The Facebook group said it did not make its choice at the requests of the federal administration and that the choice was exclusively due to the group' s supposed violence and not to its policy objectives. However, the choice of the corporate community was greeted by Aung San Suu Kyi's spokesperson Zaw Htay, who on August 26 sent a Facebook news story about the name on his own Facebook page.
Htay's contribution, in which he asked his supporters to share pro-Arsa contents on Facebook, was almost 7,000share. The Arsa organisation was founded last October and is called a liberation fighters' organisation in the name of the approximately 1.1 million Rohingya who live in Rakhine. Muslims are scorned by Myanmar's Buddhist minority and regarded by the administration as stateless, indoctrination.
On Twitter, Mr Taransky said the assaults were a "legitimate step" in defending Rohingya's right against Myanmar's militarily repressive regime. He condemned the military's activities as "clearly disproportionate" to the Arza war. When Rohingya arrives in Bangladesh's camp, he describes a wild militia action against Rohingya communities, with incendiary assaults, rape, shootings and land mines.
The recognition of Facebook for banning Arsa comes amid criticisms from Rohingya returnees, reporters and commentators that the corporation censors abuses of minorities. Anwar, whose accusations of being censored were first announced by the Daily Beast, announced screen shots of a number of articles that had been deleted by Facebook for breach of common rules.

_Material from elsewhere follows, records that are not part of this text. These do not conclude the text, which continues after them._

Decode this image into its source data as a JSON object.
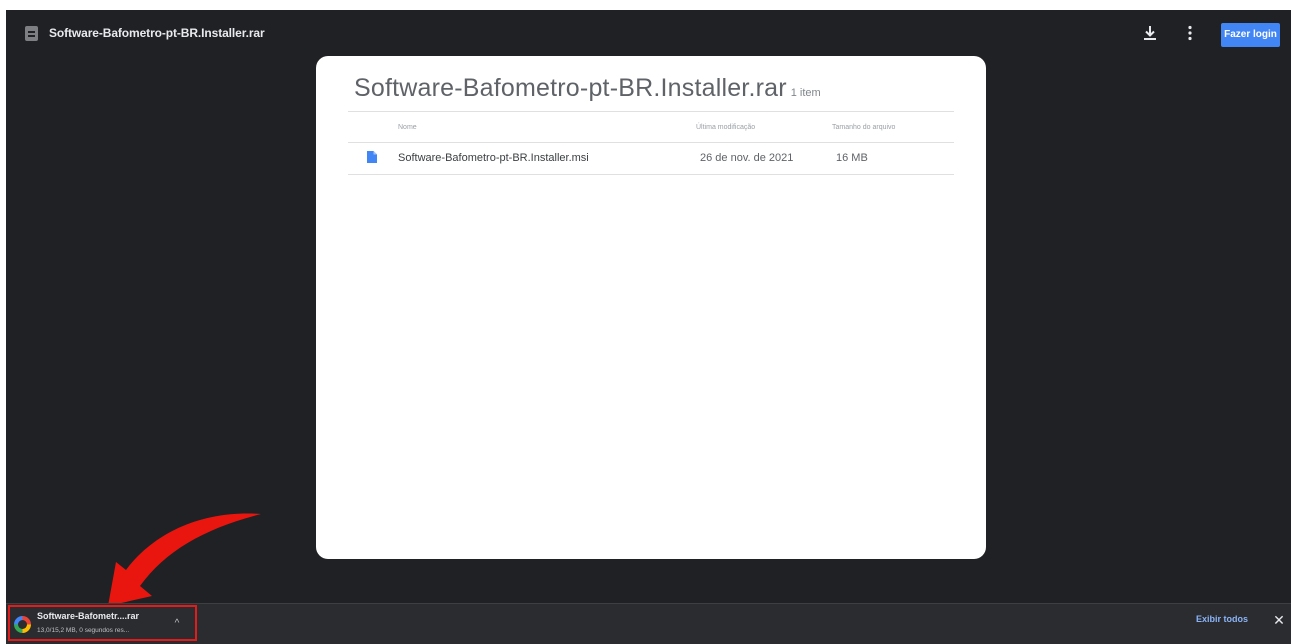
{
  "topbar": {
    "file_name": "Software-Bafometro-pt-BR.Installer.rar",
    "download_icon": "download-icon",
    "more_icon": "more-vert-icon",
    "login_label": "Fazer login"
  },
  "archive": {
    "name": "Software-Bafometro-pt-BR.Installer.rar",
    "item_count": "1 item",
    "columns": {
      "name": "Nome",
      "modified": "Última modificação",
      "size": "Tamanho do arquivo"
    },
    "rows": [
      {
        "icon": "document-icon",
        "name": "Software-Bafometro-pt-BR.Installer.msi",
        "modified": "26 de nov. de 2021",
        "size": "16 MB"
      }
    ]
  },
  "download_bar": {
    "file_name": "Software-Bafometr....rar",
    "status": "13,0/15,2 MB, 0 segundos res...",
    "show_all": "Exibir todos",
    "close": "✕",
    "chevron": "^"
  },
  "colors": {
    "background": "#202124",
    "card": "#ffffff",
    "accent": "#4285f4",
    "highlight": "#e21b1b"
  }
}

Some of the items contained only text, he said, and described naval actions against Rohingya towns in Rakhine. Some of Anwar's contributions were erroneously erased, Facebook said, but the errors were not due to the fact that presenters confused the Rohingya sponsorship with the Arsa sponsorship. Whilst Facebook has long been banning certain contents to curb graphical abuse or exposure to the nude, the firm changed its rules in October 2016 after an official response to an internationally acclaimed cry censoring a well-known picture of a nude kid who fled a nape assault during the Vietnam Wars.
In view of the fierce criticisms of his part as a centaur, it has chosen to allow graphical contents that are "reportable, significant or important for the people. "Though I still get new pictures and video from the continuing anti-rohingya violent, I won't post them on my page on my site because I'm afraid my profile will be banned," he said.
A Rohingya fugitive from Saudi Arabia, Jafar Arakane operates Arakan Times, a YouTube television station of the Rohingya fellowship with a Facebook page. Arakan' is an alternate name for Rakhine. "Once the violent outbreak in Arakan last week began, we started sending our messages on YouTube from the very first moment and stayed tuned into our station's Facebook page.
We' ve been able to reach our audience of ten thousand via our Facebook page," said Mr Azrakane. He said his Facebook page was abandoned on August 27. Bangladesh-based head Ko Ko Ko Ko Linn, a Rohingya leaders, said his work to educate the public about Rohingya violations was "severely hindered" by Facebook's suspension of his Facebook bankroll on September 12.
Linn, who leads the Bangladesh section of the London-based Arakan Rohingya National Organisation, said he has published "videos and photographs showing the violent Rohingya civilian slaughter in Arakan". Human Rights Watch's Asia Division Assistant Manager Phil Robertson said the Rohingya were compelled to report their case on Facebook and Twitter because the few Myanmar newspapers that are independent in their coverage of the Rakhine rally are threatening boycott and retribution.
Few local newspapers are willing to take the risks of estranging their readership, marketers and, in some cases, their employees by urging the Myanmar authorities to launch a clean-up operation in which they are part.